State seeking help providing summer meals for children in need
By From staff reports
Published in News on March 6, 2011 1:50 AM
Summer vacation means fun for most kids, but state officials are worried that many children who receive free or reduced-price meals during the school year may not be getting enough to eat during the summer when school is out.
Community organizations can help by participating in the federal Simplified Summer Foods Program. The program, coordinated by the N.C. Division of Public Health, pays for food for summer programs that operate in low-income areas or serve primarily low-income children.
"These children need nutritious meals and snacks for healthy growth and development when school is out so they are better able to continue learning when they return to school," said Alice Lenihan, head of the N.C. Division of Public Health's Nutrition Services Branch. "But without enough providers, we can't reach all the children who could benefit."
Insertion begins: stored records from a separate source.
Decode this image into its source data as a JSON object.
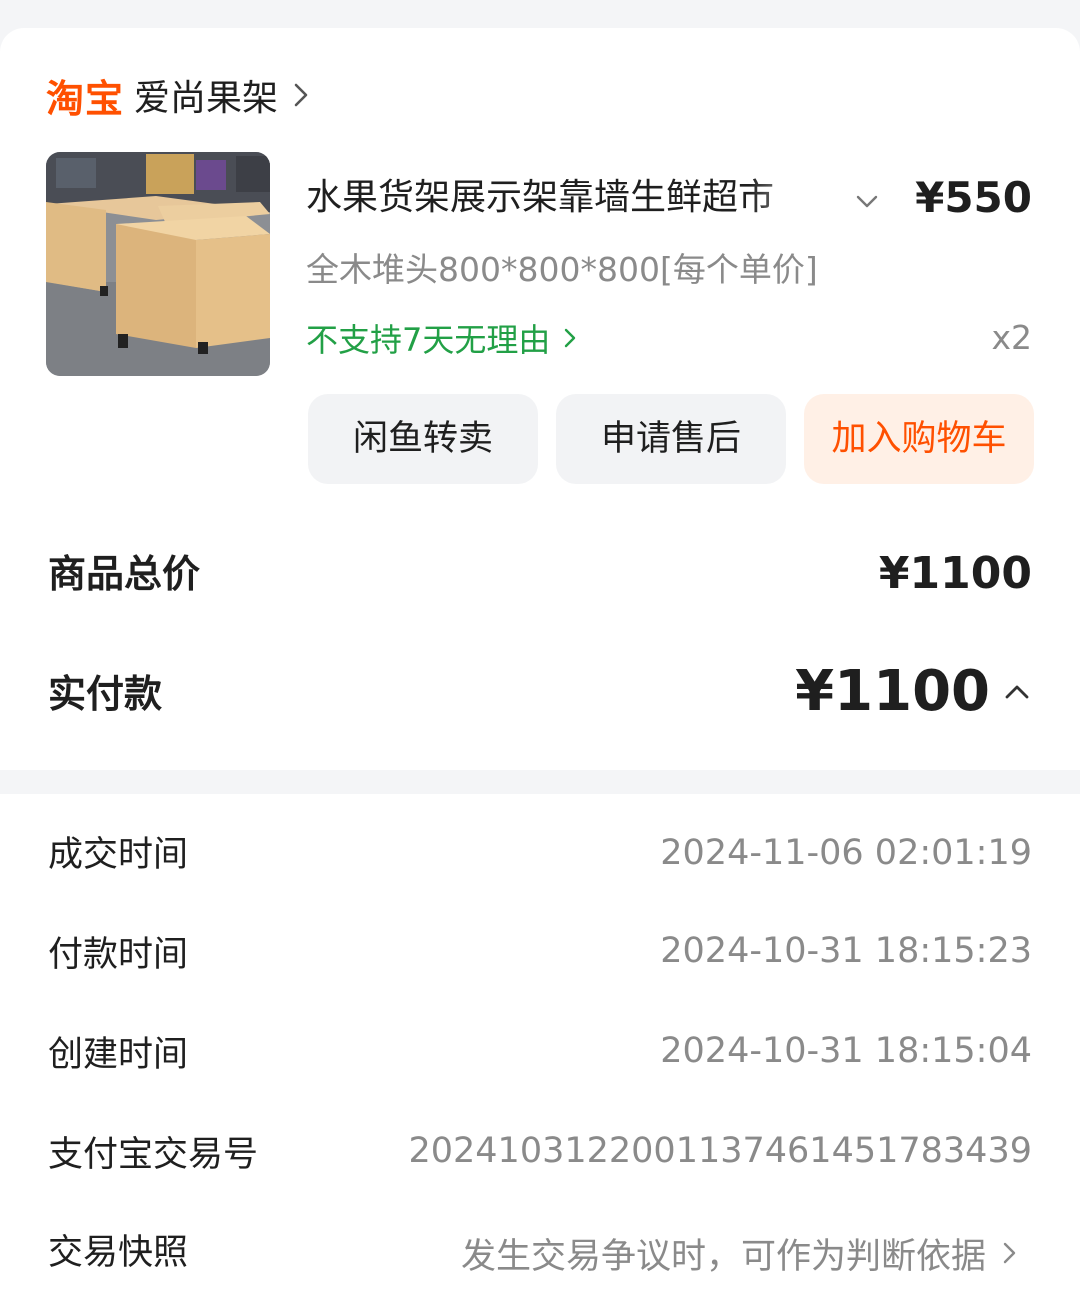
{
  "shop": {
    "platform_logo": "淘宝",
    "name": "爱尚果架",
    "arrow_icon": "chevron-right-icon"
  },
  "product": {
    "title": "水果货架展示架靠墙生鲜超市",
    "unit_price": "¥550",
    "spec": "全木堆头800*800*800[每个单价]",
    "return_policy": "不支持7天无理由",
    "quantity": "x2",
    "image_icon": "product-photo"
  },
  "actions": {
    "resell": "闲鱼转卖",
    "after_sale": "申请售后",
    "add_to_cart": "加入购物车"
  },
  "totals": {
    "goods_total_label": "商品总价",
    "goods_total_value": "¥1100",
    "paid_label": "实付款",
    "paid_value": "¥1100"
  },
  "order_info": {
    "deal_time_label": "成交时间",
    "deal_time": "2024-11-06 02:01:19",
    "pay_time_label": "付款时间",
    "pay_time": "2024-10-31 18:15:23",
    "create_time_label": "创建时间",
    "create_time": "2024-10-31 18:15:04",
    "alipay_no_label": "支付宝交易号",
    "alipay_no": "2024103122001137461451783439",
    "snapshot_label": "交易快照",
    "snapshot_hint": "发生交易争议时，可作为判断依据"
  },
  "colors": {
    "brand_orange": "#ff5000",
    "green": "#22a046",
    "grey_text": "#8a8a8a",
    "background": "#f4f5f7"
  }
}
Last year, with the support of 113 sponsoring organizations, the Summer Foods Program served an average of 66,533 children each day. But that is only a fraction of the number of children who are eligible for meals. According to public school data, more than 790,000 children received free or reduced price school meals during the last school year.
"There are almost 30 counties without a summer food program," Lenihan said. "The program provides sponsors with full federal reimbursement for each meal they serve, so there is no reason that children should go hungry during the summer."
Schools, local government agencies and private non-profits can participate in the program, as can other places where children congregate during the summer, such as parks, swimming pools, and low-income housing complexes. Participation is easy; it does not require a lot of complicated paperwork, and free training is provided.
To qualify, a site must either be located in a low-income area where 50 percent or more of the children in the area are eligible for free or reduced-price school meals, or it must serve primarily low-income children, at least half of whom are eligible for free or reduced-price school meals.
Most sites can provide up two meals a day through the program. Camps and sites serving primarily migrant children can provide up to three meals a day, but they qualify under slightly different rules.
Participating sponsors will receive training in March or April; final applications are due by June 15.
For more about the program, visit the web site at www.nutritionnc.com/snp/sfsp.htm. For the training schedule or to find out how to apply to be a provider, contact the N.C. Division of Public Health's Special Nutrition Programs office at 707-5799.